The idea here is to start from the characteristics of the website creation offer and to define the costs. Once again, this can be done on a dedicated page in Google Sheets or Notion.

We start by taking the list of characteristics of the offer and positioning them online in the first column. In a second column, we try to evaluate in hours the time that each characteristic requires.

For example, on a WordPress site, if we judge that basic WordPress settings take us 1 hour, then this should always be the case. When you don’t know how to evaluate precisely, I always prefer to add a little more.

Then the idea is to determine an hourly rate. There are hundreds of blog articles on the hourly rate issue. Each consultant has his own idea. Obviously, there are no official statistics on rates in the web world.

Several factors usually come into play: seniority, place of residence, type of expertise, and others. A more senior person is expected to have a higher hourly rate. People living in North America or Europe are expected to charge a little more per hour. Ultimately, it is expected that a person with rare expertise in a specific area will be rewarded accordingly.

Let’s make an example. If we judge, in a flat-rate website project with a commitment to results, that our hourly rate is $60, and that the time required to complete the project is 50 hours, the floor price is $3000. At this price, we consider his remuneration to be fair. Now, it is better to apply a provision for risk. In this example, I would add 15% to the price, which will cover unforeseen eventualities.

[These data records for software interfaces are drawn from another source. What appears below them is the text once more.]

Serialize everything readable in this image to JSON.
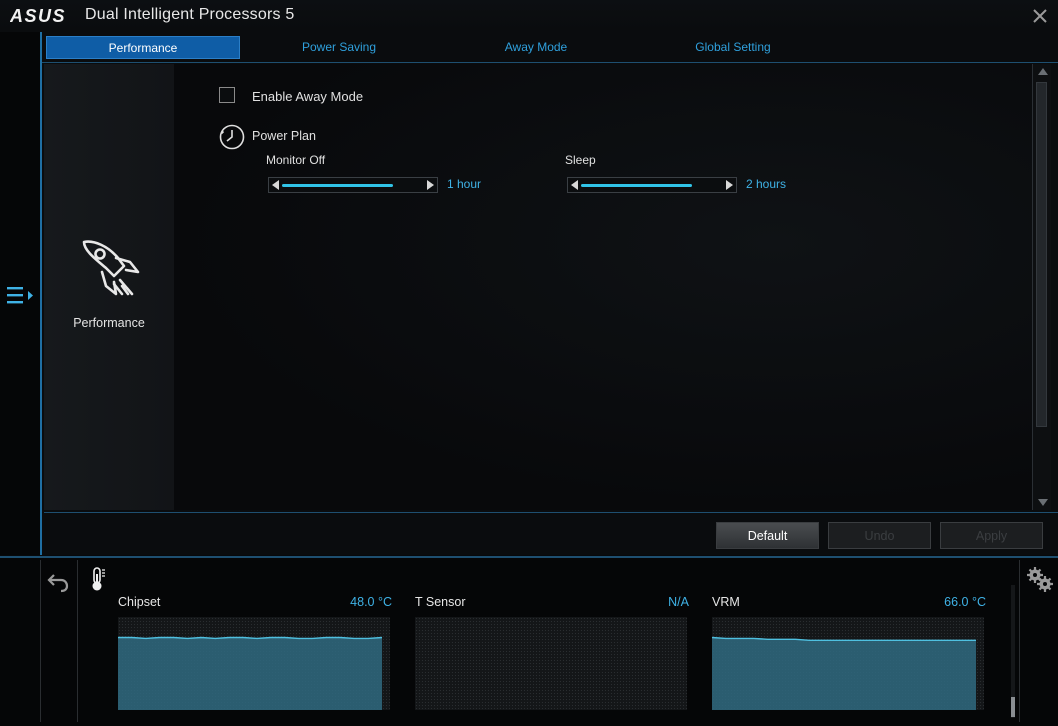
{
  "window": {
    "logo_text": "ASUS",
    "title": "Dual Intelligent Processors 5",
    "close_icon": "close-icon"
  },
  "tabs": [
    {
      "label": "Performance",
      "active": true
    },
    {
      "label": "Power Saving",
      "active": false
    },
    {
      "label": "Away Mode",
      "active": false
    },
    {
      "label": "Global Setting",
      "active": false
    }
  ],
  "sidebar": {
    "icon": "rocket-icon",
    "label": "Performance"
  },
  "away_mode": {
    "enable_label": "Enable Away Mode",
    "enabled": false,
    "power_plan_label": "Power Plan",
    "monitor_off": {
      "title": "Monitor Off",
      "value": "1 hour",
      "level": 0.78
    },
    "sleep": {
      "title": "Sleep",
      "value": "2 hours",
      "level": 0.78
    }
  },
  "buttons": {
    "default": "Default",
    "undo": "Undo",
    "apply": "Apply"
  },
  "monitor": {
    "sensors": [
      {
        "name": "Chipset",
        "value": "48.0 °C",
        "history": [
          0.78,
          0.78,
          0.77,
          0.78,
          0.78,
          0.77,
          0.78,
          0.77,
          0.78,
          0.78,
          0.77,
          0.78,
          0.78,
          0.77,
          0.77,
          0.78,
          0.78,
          0.77,
          0.77,
          0.78
        ]
      },
      {
        "name": "T Sensor",
        "value": "N/A",
        "history": []
      },
      {
        "name": "VRM",
        "value": "66.0 °C",
        "history": [
          0.78,
          0.77,
          0.77,
          0.77,
          0.76,
          0.76,
          0.76,
          0.75,
          0.75,
          0.75,
          0.75,
          0.75,
          0.75,
          0.75,
          0.75,
          0.75,
          0.75,
          0.75,
          0.75,
          0.75
        ]
      }
    ]
  },
  "colors": {
    "accent": "#31c4e8",
    "tab_active": "#0f5da6",
    "value_text": "#3fb2e6",
    "graph_fill": "#2f6a80"
  }
}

For example, if you have to change a plugin during the process and this generates additional work, then the risk provision is for you! The customer knows nothing about it. Afterwards, it is my habit in a project where everything is going well to reuse the provision for last minute additions. It pleases the customer, and I feel more comfortable with it!

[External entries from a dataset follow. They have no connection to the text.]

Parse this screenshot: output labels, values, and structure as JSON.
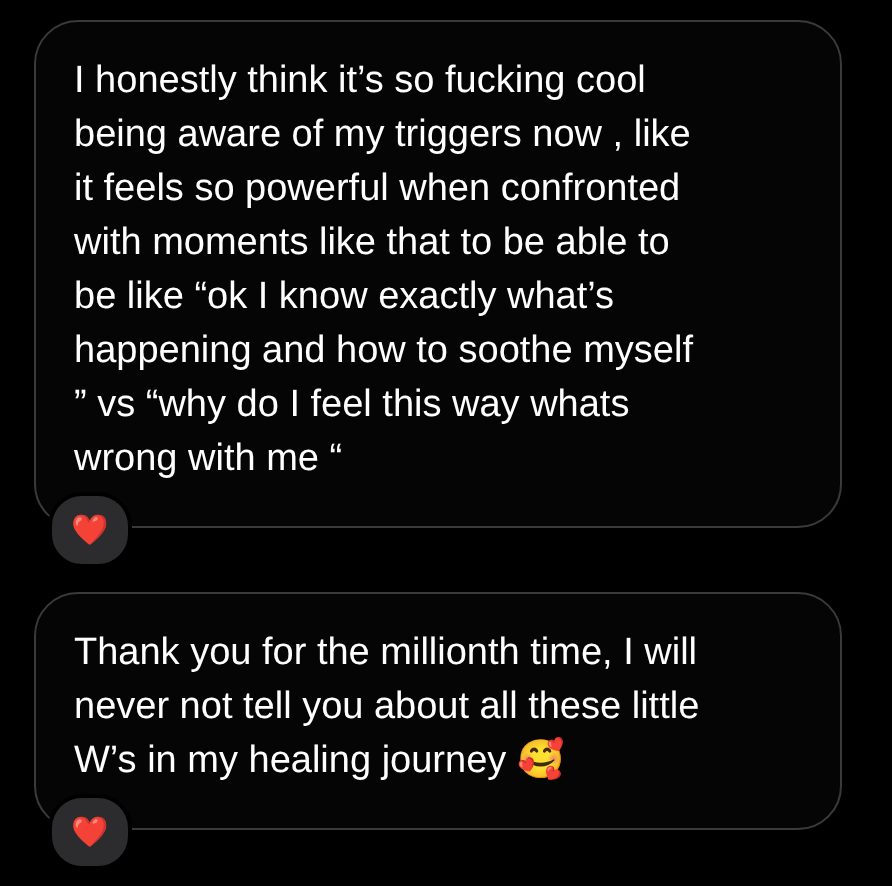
{
  "messages": [
    {
      "lines": [
        "I honestly think it’s so fucking cool",
        "being aware of my triggers now , like",
        "it feels so powerful when confronted",
        "with moments like that to be able to",
        "be like “ok I know exactly what’s",
        "happening and how to soothe myself",
        "” vs “why do I feel this way whats",
        "wrong with me “"
      ],
      "reaction": "❤️"
    },
    {
      "lines": [
        "Thank you for the millionth time, I will",
        "never not tell you about all these little",
        "W’s in my healing journey 🥰"
      ],
      "reaction": "❤️"
    }
  ]
}
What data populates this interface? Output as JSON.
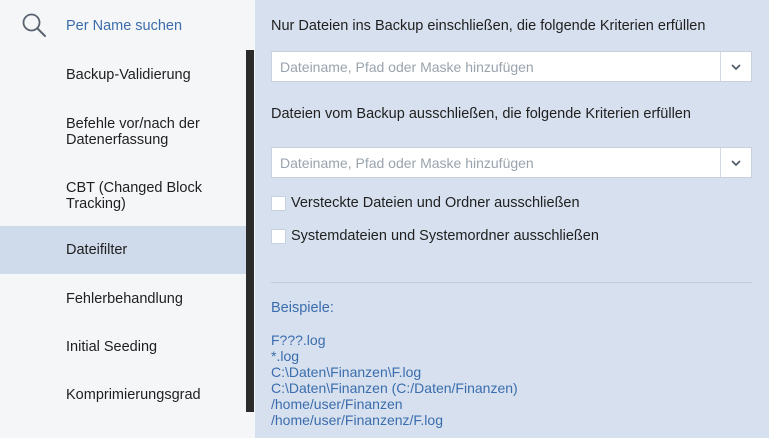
{
  "sidebar": {
    "search_label": "Per Name suchen",
    "items": [
      {
        "label": "Backup-Validierung",
        "active": false
      },
      {
        "label": "Befehle vor/nach der Datenerfassung",
        "active": false
      },
      {
        "label": "CBT (Changed Block Tracking)",
        "active": false
      },
      {
        "label": "Dateifilter",
        "active": true
      },
      {
        "label": "Fehlerbehandlung",
        "active": false
      },
      {
        "label": "Initial Seeding",
        "active": false
      },
      {
        "label": "Komprimierungsgrad",
        "active": false
      }
    ]
  },
  "main": {
    "include_label": "Nur Dateien ins Backup einschließen, die folgende Kriterien erfüllen",
    "include_placeholder": "Dateiname, Pfad oder Maske hinzufügen",
    "exclude_label": "Dateien vom Backup ausschließen, die folgende Kriterien erfüllen",
    "exclude_placeholder": "Dateiname, Pfad oder Maske hinzufügen",
    "checkbox_hidden": {
      "label": "Versteckte Dateien und Ordner ausschließen",
      "checked": false
    },
    "checkbox_system": {
      "label": "Systemdateien und Systemordner ausschließen",
      "checked": false
    },
    "examples_title": "Beispiele:",
    "examples": [
      "F???.log",
      "*.log",
      "C:\\Daten\\Finanzen\\F.log",
      "C:\\Daten\\Finanzen (C:/Daten/Finanzen)",
      "/home/user/Finanzen",
      "/home/user/Finanzenz/F.log"
    ]
  },
  "colors": {
    "accent": "#3b6dad",
    "main_background": "#d6e0ee",
    "sidebar_background": "#f5f6f8",
    "active_item": "#cfdaeb"
  }
}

The problem with this bottom-up approach is that sometimes we arrive at prices that are completely outside of what the market does. Continue reading with the next section.

Step 3 > The Top-down Approach, or Being Consistent with the Market

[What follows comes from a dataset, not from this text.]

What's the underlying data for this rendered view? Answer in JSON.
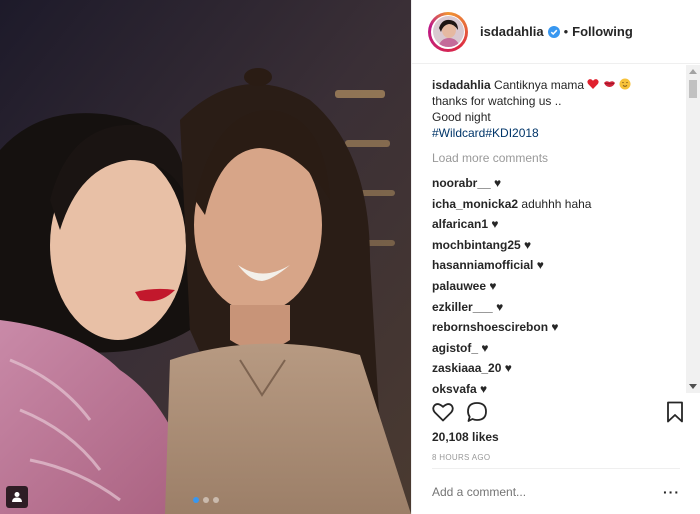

If you sell WordPress websites for much more than what other players in the market are offering, it won’t work. For example, if you sell a site for $20k and digital agencies charge $12k for the same service, it is very likely that you will never have or very few customers. The gap is too big, and the only thing that could justify it would be your ultra-in-depth expertise in a field, or your notoriety in the subject.

Conversely, if everyone sells their WordPress site creation service for $3000, but you position yourself at $300, that’s also a problem. Selling too much below market suggests all sorts of things: juniority, lack of expertise, a consultant willing to work for nothing. And very often, the type of client that it attracts… is not exactly those with whom you want to build a long-term relationship.

It is essential that your pricing is consistent with your offer, your positioning and the market.

I recommend doing the bottom-up approach first, then surveying the market. With both approaches put together, you should have a good idea of what you are able to sell.

To Conclude… Get Some Coaching

You probably discovered this article because you wanted to know more about page pricing. I hope I have managed to convince you that this is no longer the right method, especially if you work with a CMS like WordPress. Pricing based on the number of pages had its place before the era of CMS. Now it’s something completely different.

The last piece of advice I have on pricing and structuring your offers is to share with your peers and get support if you feel the need. Having an outside counsel on your offers and your positioning is always beneficial and saves a lot of time.

I coach webmasters, web designers and other web professionals regularly and in a super friendly way on Zoom. It’s 100% tailor-made, at your own pace, based on your budget. And what’s more, for an unlimited time, you will have the chance to hear my beautiful Quebec accent! Just reach out here.

Good luck!

We’re a digital agency focused on LearnDash, WooCommerce and Kadence. We develop e-learning and e-commerce platforms for small businesses and entrepreneurs.

Frederick Dugas

Building quality IT solutions to small & medium organizations. I am passionate about automation and WordPress.